As the day progressed, so did my symptoms pretty quickly – full-body ache, fever, chills, congestion. M.J. stocked us up on
children chicken noodle soup (woah, weird brain fog misspelling there), Tylenol, tea, popsicles, Nyquil. Being a former smoker and having had cancer (honestly always odd to write that, since it was so early, but cancer is cancer) qualified me for a Paxlovid prescription, which I started last night despite my fear of the horrible mouthtaste some people experience. I’m isolating in my son’s room since he’s away, and M.J. & I feel like we’re on different continents. Fingers crossed they don’t get it.
And wouldn’t you know, last night we discovered a significant leak under the kitchen sink that had somehow escaped our notice, complete with black mold! Our landlord is lovely and responsive and has called a plumber, but it was one of those moments where you just want to cry.
I’m disappointed that I won’t be able to attend Shabbat and Yom Kippur services in person. Tomorrow is Shabbat Shuvah (שַׁבָּת שׁוּבָה) – the special Shabbat between Rosh Hashanah and Yom Kippur – which also happens to be our anniversary in the Hebrew calendar (it’s September 27 in the Gregorian one).
In a beautiful reflection on the meaning and messages of Shabbat Shuvah, Rabbi Rachel Barenblat writes:
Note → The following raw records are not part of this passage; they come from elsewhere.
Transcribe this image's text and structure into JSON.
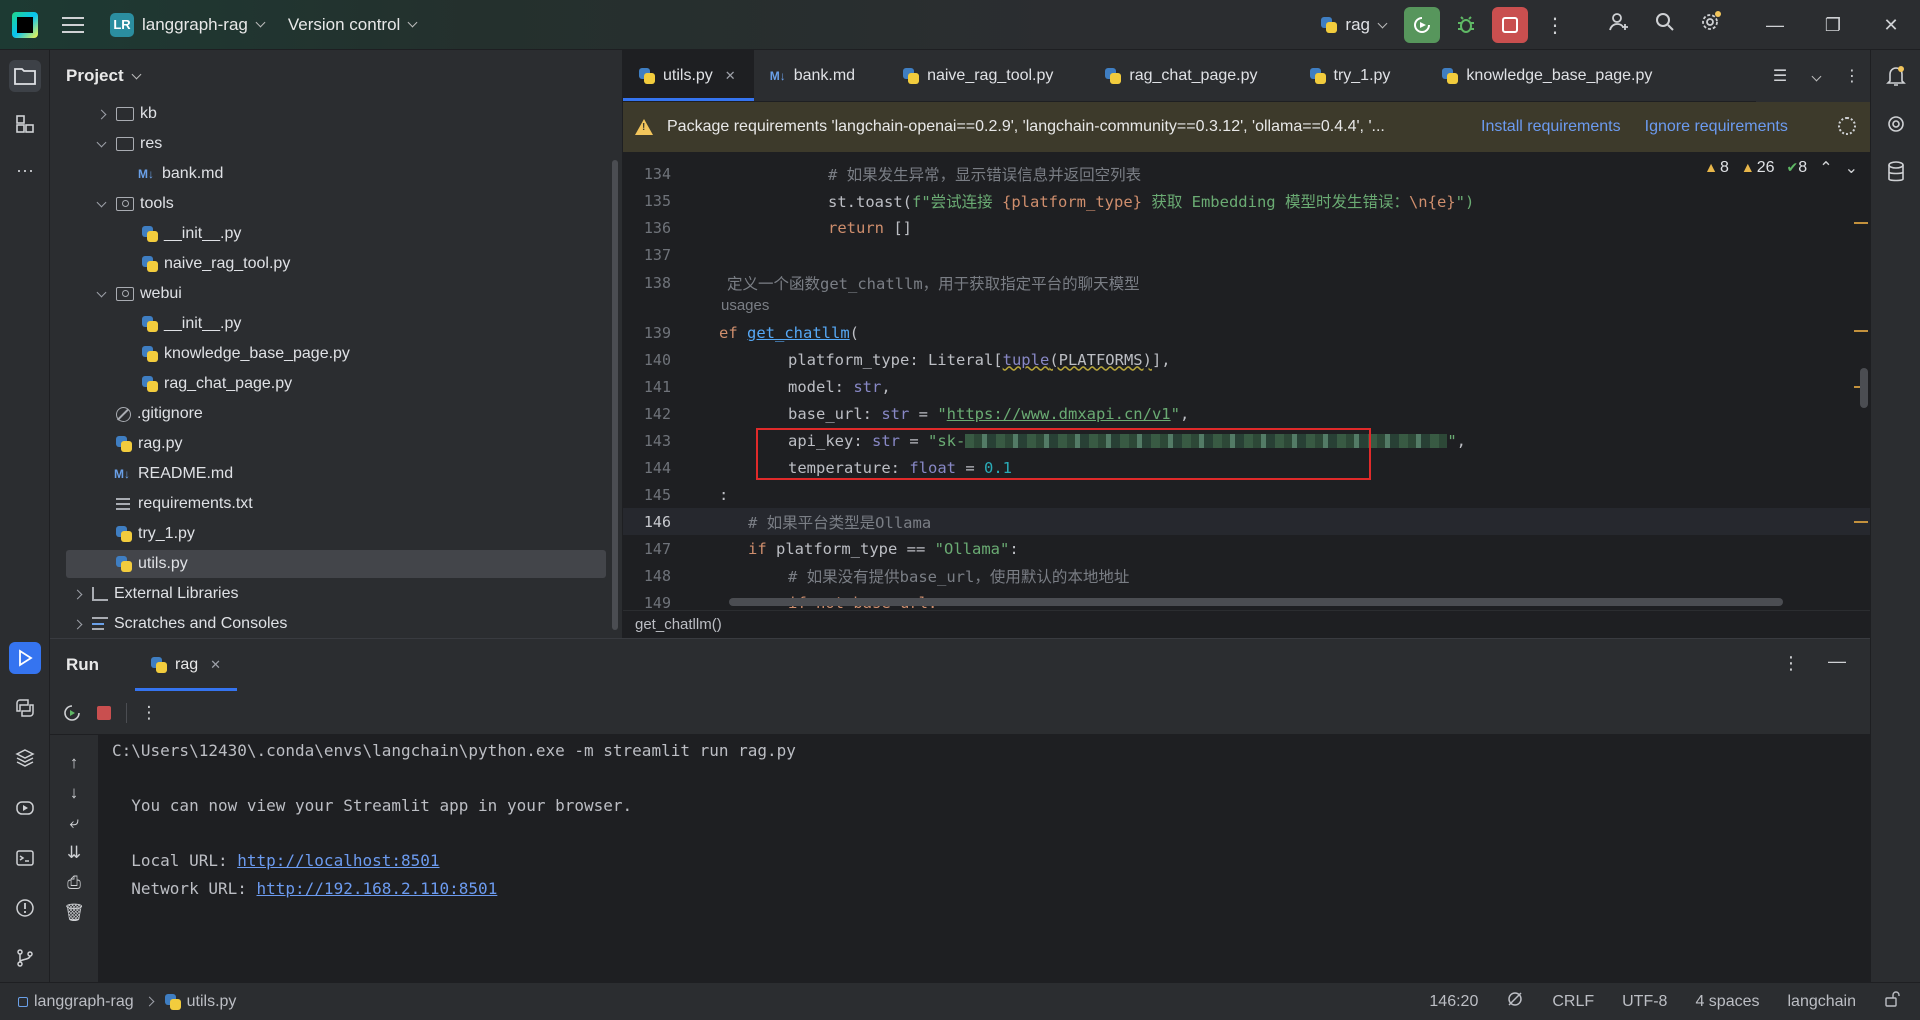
{
  "titlebar": {
    "project_badge": "LR",
    "project_name": "langgraph-rag",
    "vcs_label": "Version control",
    "run_config": "rag"
  },
  "project_panel": {
    "title": "Project",
    "items": [
      {
        "label": "kb",
        "type": "folder",
        "indent": 1,
        "state": "collapsed"
      },
      {
        "label": "res",
        "type": "folder",
        "indent": 1,
        "state": "expanded"
      },
      {
        "label": "bank.md",
        "type": "md",
        "indent": 3
      },
      {
        "label": "tools",
        "type": "package",
        "indent": 1,
        "state": "expanded"
      },
      {
        "label": "__init__.py",
        "type": "py",
        "indent": 3
      },
      {
        "label": "naive_rag_tool.py",
        "type": "py",
        "indent": 3
      },
      {
        "label": "webui",
        "type": "package",
        "indent": 1,
        "state": "expanded"
      },
      {
        "label": "__init__.py",
        "type": "py",
        "indent": 3
      },
      {
        "label": "knowledge_base_page.py",
        "type": "py",
        "indent": 3
      },
      {
        "label": "rag_chat_page.py",
        "type": "py",
        "indent": 3
      },
      {
        "label": ".gitignore",
        "type": "gitignore",
        "indent": 2
      },
      {
        "label": "rag.py",
        "type": "py",
        "indent": 2
      },
      {
        "label": "README.md",
        "type": "md",
        "indent": 2
      },
      {
        "label": "requirements.txt",
        "type": "txt",
        "indent": 2
      },
      {
        "label": "try_1.py",
        "type": "py",
        "indent": 2
      },
      {
        "label": "utils.py",
        "type": "py",
        "indent": 2,
        "selected": true
      },
      {
        "label": "External Libraries",
        "type": "lib",
        "indent": 0,
        "state": "collapsed"
      },
      {
        "label": "Scratches and Consoles",
        "type": "scratch",
        "indent": 0,
        "state": "collapsed"
      }
    ]
  },
  "editor": {
    "tabs": [
      {
        "label": "utils.py",
        "type": "py",
        "active": true
      },
      {
        "label": "bank.md",
        "type": "md"
      },
      {
        "label": "naive_rag_tool.py",
        "type": "py"
      },
      {
        "label": "rag_chat_page.py",
        "type": "py"
      },
      {
        "label": "try_1.py",
        "type": "py"
      },
      {
        "label": "knowledge_base_page.py",
        "type": "py"
      }
    ],
    "banner": {
      "text": "Package requirements 'langchain-openai==0.2.9', 'langchain-community==0.3.12', 'ollama==0.4.4', '...",
      "install_link": "Install requirements",
      "ignore_link": "Ignore requirements"
    },
    "inspections": {
      "warnings_a": "8",
      "warnings_b": "26",
      "ok": "8"
    },
    "line_numbers": [
      "134",
      "135",
      "136",
      "137",
      "138",
      "139",
      "140",
      "141",
      "142",
      "143",
      "144",
      "145",
      "146",
      "147",
      "148",
      "149"
    ],
    "current_line": "146",
    "code": {
      "l134": "# 如果发生异常，显示错误信息并返回空列表",
      "l135_a": "st.toast(",
      "l135_b": "f\"尝试连接 ",
      "l135_c": "{platform_type}",
      "l135_d": " 获取 Embedding 模型时发生错误：",
      "l135_e": "\\n",
      "l135_f": "{e}",
      "l135_g": "\")",
      "l136_kw": "return",
      "l136_rest": " []",
      "l138": "定义一个函数get_chatllm，用于获取指定平台的聊天模型",
      "usages": "usages",
      "l139_kw": "ef",
      "l139_fn": "get_chatllm",
      "l139_rest": "(",
      "l140_a": "platform_type: Literal[",
      "l140_b": "tuple",
      "l140_c": "(PLATFORMS)",
      "l140_d": "],",
      "l141_a": "model: ",
      "l141_b": "str",
      "l141_c": ",",
      "l142_a": "base_url: ",
      "l142_b": "str",
      "l142_c": " = ",
      "l142_d": "\"",
      "l142_url": "https://www.dmxapi.cn/v1",
      "l142_e": "\"",
      "l142_f": ",",
      "l143_a": "api_key: ",
      "l143_b": "str",
      "l143_c": " = ",
      "l143_d": "\"sk-",
      "l143_e": "\"",
      "l143_f": ",",
      "l144_a": "temperature: ",
      "l144_b": "float",
      "l144_c": " = ",
      "l144_d": "0.1",
      "l145": ":",
      "l146": "# 如果平台类型是Ollama",
      "l147_kw": "if",
      "l147_a": " platform_type == ",
      "l147_str": "\"Ollama\"",
      "l147_b": ":",
      "l148": "# 如果没有提供base_url，使用默认的本地地址",
      "l149": "if not base_url:"
    },
    "breadcrumb": "get_chatllm()"
  },
  "run_panel": {
    "title": "Run",
    "tab_label": "rag",
    "console": {
      "cmd": "C:\\Users\\12430\\.conda\\envs\\langchain\\python.exe -m streamlit run rag.py",
      "msg": "  You can now view your Streamlit app in your browser.",
      "local_label": "  Local URL: ",
      "local_url": "http://localhost:8501",
      "network_label": "  Network URL: ",
      "network_url": "http://192.168.2.110:8501"
    }
  },
  "statusbar": {
    "project": "langgraph-rag",
    "file": "utils.py",
    "position": "146:20",
    "line_sep": "CRLF",
    "encoding": "UTF-8",
    "indent": "4 spaces",
    "interpreter": "langchain"
  }
}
Our community needs us to wake up. Our souls need us to wake up.
To what do we need to wake up at this moment in our spiritual year?
To what do we need to wake up at this moment in our national life?
Much is going to be asked of us in this new year. We need to wake up. We need to strengthen our souls and strengthen our resolve to stand up for what's right.
God is here to wake us up. To rouse us from our sleep. To arouse in us the yearning to do what's right. To enflame our hearts with a passion for righteous acts and justice: on a personal scale, on a communal scale, on a national scale.
Will we be woken?
I’ll admit it’s a bit ironic to read these words when what I really want to do is go back to sleep! But the spirit of these final Days of Awe is with me, as I continue to cast off that which I don’t want to carry with me into the new year, and contemplate the qualities and actions that I do want to strengthen. I’m also so glad I got to do a little tashlich ritual with Aviva last weekend and again with my local sisters and our Jewish community on Wednesday.
I’m making way way through Pat B. Allen’s Art Is a Way of Knowing while I convalesce – it’s assigned reading for the Creative Facilitation Training with the Jewish Studio Project that begins next month. I am in a liminal space in some ways right now – trusting that old saying about what you are moving toward is also moving toward you. So being in a quiet room with Covid, a giant tumbler of water, magazines for collaging, and space to just be with myself, could be worse.
Lastly, I’ll just say that I’ve heard from so many folks that they’ve gotten Covid for the first time in the past month or so. Let this be my PSA to get boosted if that is an option for you.
Shabbat Shalom and love,